While this process is effective in getting rid of trapped water in the ear, it is also not advisable to use it if you are already experiencing one of the following conditions:
Hydrogen peroxide has remained one of the medically proven effective ways of getting rid of earwax and debris in the ear that can lead to water getting trapped in the ear. There are a couple of ear drops that can be easily purchased online that effectively use the combination of hydrogen peroxide and urea to clear earwax. These kinds of ear drops are referred to as carbamide peroxide solution.
Avoid using this method if you are already experiencing the following conditions:
Besides the use of olive oil to get rid of water from the ear, it is also effective in the prevention of ear infection. Use olive oil in the following steps:
While this technique may sound illogical or unreasonable, however, it works. This method can help draw the trapped water out of the ear. Do this on the following steps:
There are a lot of OTC ear drops that comprise of alcohol that are effective in getting rid of moisture in the ear. They are also effective in taking care of bacteria in the ear canal as well as earwax and other debris.
Have you tried all the above-mentioned remedies and they seem not to be working? Perhaps you should consider visiting the doctor for further examination. On no account should you try the following methods as they can be counter-effective and harmful to your ear.
Do not use cotton swabs to try to get rid of water: this method can further push ear wax and debris into your ear canal. Using this method to get rid of water can leave you at the risk of ear infection. Cotton swabs can also affect the normal ear wax that protects the ear from an ear infection as well as cause irritation to the skin of the ear canal.
Avoid sticking your fingers or your fingernails into your ears: putting your fingers or fingernails into your ear is the easiest way to scratch the skin of your ear canal. This leaves you easily exposed to an ear infection.
Use hydrogen peroxide with care: while hydrogen peroxide is an effective way of getting rid of trapped water in the ear it is also important to use it with care and caution. Do not use hydrogen peroxide if you already have a cracked eardrum. Also, do not use hydrogen peroxide if you have ear tubes.

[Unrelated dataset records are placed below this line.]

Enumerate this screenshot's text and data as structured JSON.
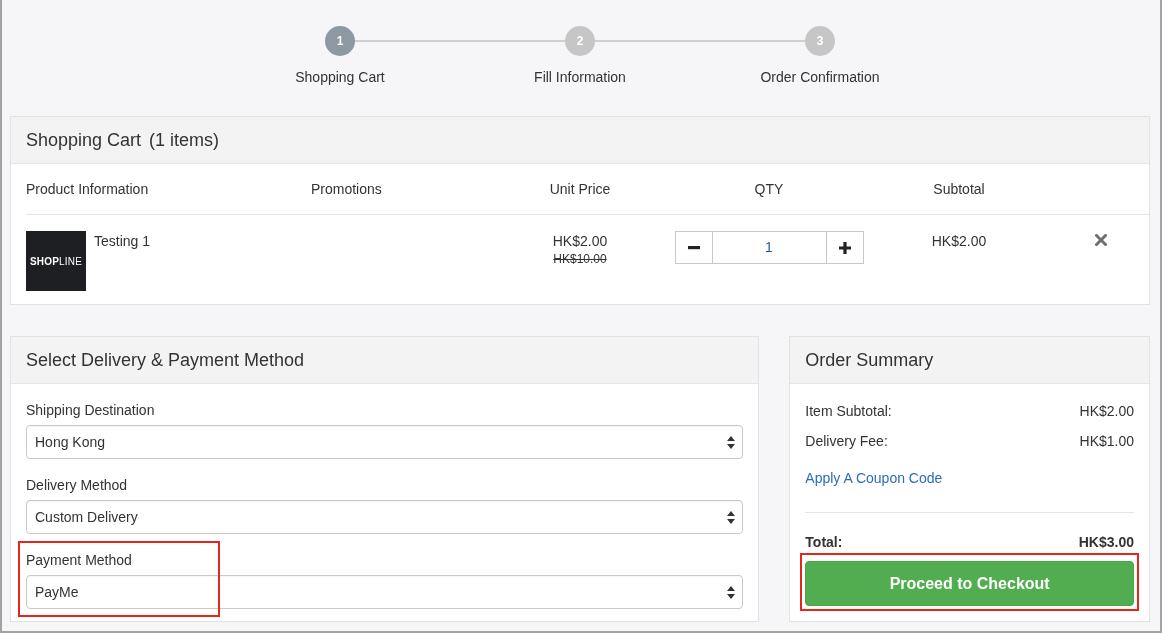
{
  "steps": [
    {
      "number": "1",
      "label": "Shopping Cart",
      "selected": true
    },
    {
      "number": "2",
      "label": "Fill Information",
      "selected": false
    },
    {
      "number": "3",
      "label": "Order Confirmation",
      "selected": false
    }
  ],
  "cart": {
    "title": "Shopping Cart",
    "count": "(1 items)",
    "columns": [
      "Product Information",
      "Promotions",
      "Unit Price",
      "QTY",
      "Subtotal"
    ],
    "items": [
      {
        "thumbnail_logo": "**SHOP**LINE",
        "name": "Testing 1",
        "price": "HK$2.00",
        "original_price": "HK$10.00",
        "quantity": "1",
        "subtotal": "HK$2.00"
      }
    ]
  },
  "delivery": {
    "title": "Select Delivery & Payment Method",
    "fields": [
      {
        "label": "Shipping Destination",
        "value": "Hong Kong",
        "highlighted": false
      },
      {
        "label": "Delivery Method",
        "value": "Custom Delivery",
        "highlighted": false
      },
      {
        "label": "Payment Method",
        "value": "PayMe",
        "highlighted": true
      }
    ]
  },
  "summary": {
    "title": "Order Summary",
    "rows": [
      {
        "label": "Item Subtotal:",
        "value": "HK$2.00"
      },
      {
        "label": "Delivery Fee:",
        "value": "HK$1.00"
      }
    ],
    "coupon_link": "Apply A Coupon Code",
    "total": {
      "label": "Total:",
      "value": "HK$3.00"
    },
    "checkout_button": {
      "label": "Proceed to Checkout",
      "highlighted": true
    }
  }
}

Make your hearing health a priority and not an option. This is the only way to ensure you enjoy all the sounds all year round. Endeavor to fix appointments with your hearing professional for a hearing evaluation. When you’re diagnosed with any form of infection or hearing loss problem ensure to stick to the prescription provided by your hearing aid professional.
Trapped water in the ear usually drains naturally within three days. If you have water trapped in your ear for more than three days, you should see a doctor. If you also notice any signs of infection due to the trapped water in the ear, it is important to visit a doctor to have the ear properly examined.